2. Expertise for All—The second and natural by-product of building decision models is that they can identify insights that can help more people to replicate the insights and trade-offs that are uncovered. Known as “institutionalizing knowledge,” this is like having an expert looking


Dr. Rufus Henry Gilbert’s Plan for an NYC Transit System Powered By Air

In the 1870s, long before Elon Musk, Dr. Rufus Henry Gilbert originated a plan for a New York City public transportation based on an elevated pneumatic tube system.

In August 2013, Elon Musk announced an idea that has the potential to radically change how people move over long distances.

He challenged tech companies to develop the technology for a super high-speed, train-like conveyance called the Hyperloop that would rely largely on the power of air; pressurized pods would transport people and goods through depressurized tunnels to achieve speeds not possible in conventional trains.

As this vision slowly moves towards reality, the Hyperloop has tantalized frequent travelers with dreams of the next best thing to teleportation—traveling from New York City to D.C. in under 30 minutes. While this technology would be a game changer, Musk is by no means the first to propose it.

In fact, he was beat over a century and a half ago by a former Civil War surgeon named Dr. Rufus Henry Gilbert who came up with the idea for a public transportation system for New York City that would have established an elevated pneumatic tube system in place of the underground subway that New Yorkers love to hate today.

Gilbert may have seemed like an unlikely candidate to invent such an innovative solution for New York City’s transportation woes, but his idea was rooted in his original profession.

It all started before the Civil War when the doctor went on a tour of Europe following the death of his wife. There, a grieving Gilbert was gripped by the terrible conditions in the slums, and he became convinced that the overcrowded and dirty environment was to blame for the high rates of disease and death among the poor. If only they could escape the cramped conditions of the inner city and live out in the fresh air, he thought, all their health problems would be solved.

“He reasoned that fast and cheap public conveyances would allow the poor to flee their teeming, disease-infested neighborhoods, and live in the hinterlands, where they could enjoy clean air and water, and plentiful sunshine,” Sam Lubell and Greg Goldin, co-authors of Never Built New York, wrote in a piece for The Gotham Center. “The pathways to good health were the tracks to suburbia.”

The Civil War interrupted Gilbert’s big plans, but after the North prevailed and his services as the medical director and superintendent of U.S. Army Hospitals were no longer needed, he set about making his vision come to life.

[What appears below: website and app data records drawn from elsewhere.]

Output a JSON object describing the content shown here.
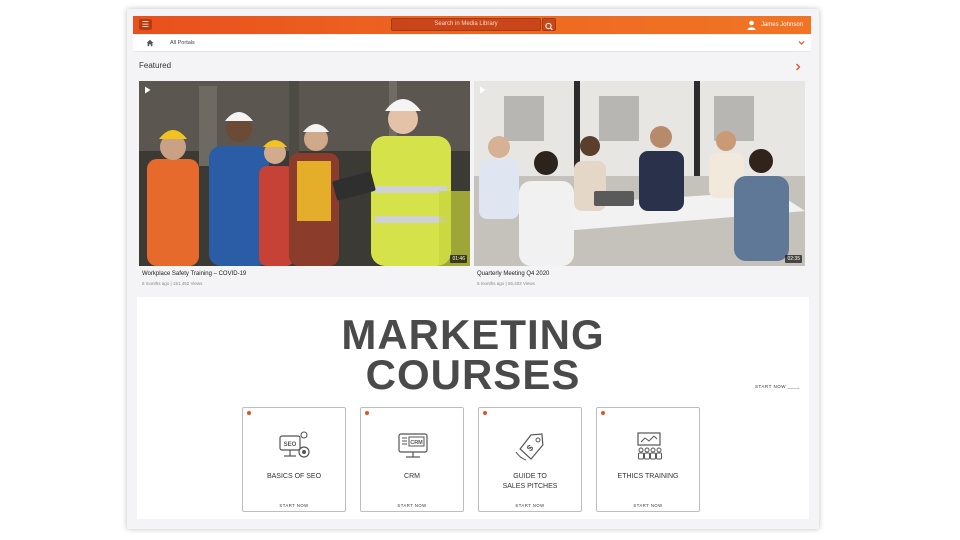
{
  "header": {
    "search_placeholder": "Search in Media Library",
    "user_name": "James Johnson"
  },
  "subnav": {
    "portal_label": "All Portals"
  },
  "featured": {
    "section_title": "Featured",
    "videos": [
      {
        "title": "Workplace Safety Training –  COVID-19",
        "meta": "5 months ago | 151,452 Views",
        "duration": "01:46"
      },
      {
        "title": "Quarterly Meeting Q4 2020",
        "meta": "5 months ago | 55,402 Views",
        "duration": "02:35"
      }
    ]
  },
  "banner": {
    "heading_line1": "MARKETING",
    "heading_line2": "COURSES",
    "side_cta": "START NOW ____",
    "courses": [
      {
        "title": "BASICS OF SEO",
        "cta": "START NOW",
        "icon": "seo-icon"
      },
      {
        "title": "CRM",
        "cta": "START NOW",
        "icon": "crm-monitor-icon"
      },
      {
        "title": "GUIDE TO\nSALES PITCHES",
        "cta": "START NOW",
        "icon": "sales-tag-icon"
      },
      {
        "title": "ETHICS TRAINING",
        "cta": "START NOW",
        "icon": "ethics-presentation-icon"
      }
    ]
  },
  "colors": {
    "accent": "#e8501c",
    "heading": "#4a4a4a"
  }
}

In the meantime, while the country was embroiled in violence, New York City was starting to think about creating a public transportation system to service the city. When the war finally ended, they decided it was time to get serious and come up with a plan.

Most of the proposals being fielded at the time were for more conventional-style public transportation systems, something of a choose your own combo of height (elevated, underground, or depressed) and mode of transportation (retro horse-drawn train, conventional steam-engine, or new-age electric model).

But Gilbert had a more radical idea. He wanted to take the pneumatic technology being used in other projects in the area (he was beat to the pneumatic “first” award by a slew of projects in Europe and a mini underground version in Lower Manhattan created by Alfred Ely Beach, which is an incredible story of its own) and combine it with the burgeoning idea of placing the train system in the skies of Manhattan.

His technological ideas were impressive and cutting-edge for his day—and even for our day—but he also conceived of a look for the system that was downright beautiful. Elaborate, Gothic metal arches would top the streets of New York, extending out of sleek columns secured to the sidewalk at regular intervals. Plenty of scrolls, flourishes, and metal detailing decorated each arch, and they were all capped by two large tubes that would serve as the conduit for passengers to get around the city.

The Daily Beast